Creation and cleanup: The R, G, and B masters were cropped. DynamicBackgroundExtraction was applied to each master. R, G and B were combined to make an RGB image which was processed with PhotometricColorCalibration, using a background area as the background reference.
Linear Noise Reduction: MultiscaleLinearTransform was used to reduce noise in the RGB image. The linear mask feature was used to protect bright stars and brighter areas of the nebulae. Layer settings for threshold and strength: Layer 1: 4.0 0.92 Layer 2: 3.0, 0.80 Layer 3: 2., 0.7 Layer 4: 1.0, 0.45 Layer 5: 0.5, 0.2.
Stretching: HistogramTransformation was applied to the RGB image to make a pleasing, bright image.
Creation and cleanup of SynthL: The three channel masters were integrated (average, noise weighted, no rejection) using ImageIntegration to create the SynthL.

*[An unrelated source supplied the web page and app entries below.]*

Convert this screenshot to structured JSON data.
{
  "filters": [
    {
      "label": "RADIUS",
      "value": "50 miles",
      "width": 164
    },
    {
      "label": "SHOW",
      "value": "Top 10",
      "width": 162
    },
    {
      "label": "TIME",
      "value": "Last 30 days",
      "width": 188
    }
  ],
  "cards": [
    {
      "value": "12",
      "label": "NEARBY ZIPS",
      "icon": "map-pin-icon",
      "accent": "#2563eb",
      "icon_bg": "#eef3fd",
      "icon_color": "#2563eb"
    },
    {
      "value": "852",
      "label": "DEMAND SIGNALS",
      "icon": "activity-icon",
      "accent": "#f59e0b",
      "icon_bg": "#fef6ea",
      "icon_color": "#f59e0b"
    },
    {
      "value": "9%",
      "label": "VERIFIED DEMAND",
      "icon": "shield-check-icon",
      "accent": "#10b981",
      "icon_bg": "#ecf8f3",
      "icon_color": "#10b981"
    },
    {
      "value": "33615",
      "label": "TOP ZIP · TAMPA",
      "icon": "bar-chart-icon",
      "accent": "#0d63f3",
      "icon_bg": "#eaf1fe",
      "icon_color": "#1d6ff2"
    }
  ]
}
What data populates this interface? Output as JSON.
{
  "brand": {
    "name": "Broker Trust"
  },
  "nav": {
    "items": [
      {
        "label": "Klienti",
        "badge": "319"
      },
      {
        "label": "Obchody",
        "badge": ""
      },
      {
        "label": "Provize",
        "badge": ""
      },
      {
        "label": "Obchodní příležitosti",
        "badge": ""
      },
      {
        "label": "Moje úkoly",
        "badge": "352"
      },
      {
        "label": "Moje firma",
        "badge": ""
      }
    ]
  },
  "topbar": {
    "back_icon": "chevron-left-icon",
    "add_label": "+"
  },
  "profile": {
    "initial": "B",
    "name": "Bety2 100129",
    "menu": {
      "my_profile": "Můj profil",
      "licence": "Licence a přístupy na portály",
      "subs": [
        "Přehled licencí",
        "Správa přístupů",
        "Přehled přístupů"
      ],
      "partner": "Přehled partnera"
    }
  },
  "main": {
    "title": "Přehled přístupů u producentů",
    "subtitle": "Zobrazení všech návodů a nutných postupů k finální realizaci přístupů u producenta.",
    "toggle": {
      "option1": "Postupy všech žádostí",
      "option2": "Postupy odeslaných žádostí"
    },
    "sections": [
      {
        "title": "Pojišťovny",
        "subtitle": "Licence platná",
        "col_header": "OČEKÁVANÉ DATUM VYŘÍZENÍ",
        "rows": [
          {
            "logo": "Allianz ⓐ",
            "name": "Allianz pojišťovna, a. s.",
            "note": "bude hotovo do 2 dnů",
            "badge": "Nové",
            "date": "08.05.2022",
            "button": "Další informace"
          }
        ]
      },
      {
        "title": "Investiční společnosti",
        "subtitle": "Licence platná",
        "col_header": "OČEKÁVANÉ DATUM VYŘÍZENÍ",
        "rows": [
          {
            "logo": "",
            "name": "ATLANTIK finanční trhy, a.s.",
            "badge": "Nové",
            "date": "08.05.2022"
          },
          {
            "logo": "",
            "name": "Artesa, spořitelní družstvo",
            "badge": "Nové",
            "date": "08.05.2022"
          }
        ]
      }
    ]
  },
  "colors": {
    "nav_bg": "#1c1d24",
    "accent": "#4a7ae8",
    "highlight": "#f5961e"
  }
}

Linear Noise Reduction: MultiscaleLinearTransform was used to reduce noise in the background areas of the HaRGB file. Layer settings for threshold and strength: Layer 1: 4.0 0.92 Layer 2: 3.0, 0.80 Layer 3: 2., 0.7 Layer 4: 1.0, 0.45 Layer 5: 0.5, 0.2.
Stretching: HistogramTransformation was applied to the SynthL to make a pleasing, bright image.
Noise Reduction and Re-Stretch: TGVDenoise was applied in Lab mode with 300 iterations with a range mask applied to protect stars. This was followed by an application of HistogramTransformation to raise the black point (but with no clipping).
Combining SynthL with RGB
The processed SynthL was applied to the RGB image using LRGBCombine.
Background and star brightness, contrast and saturation were adjusted in several iterations using Curves with masks as required.
Image scale is about 3.2 arcsec per pixel for this camera/telescope combination.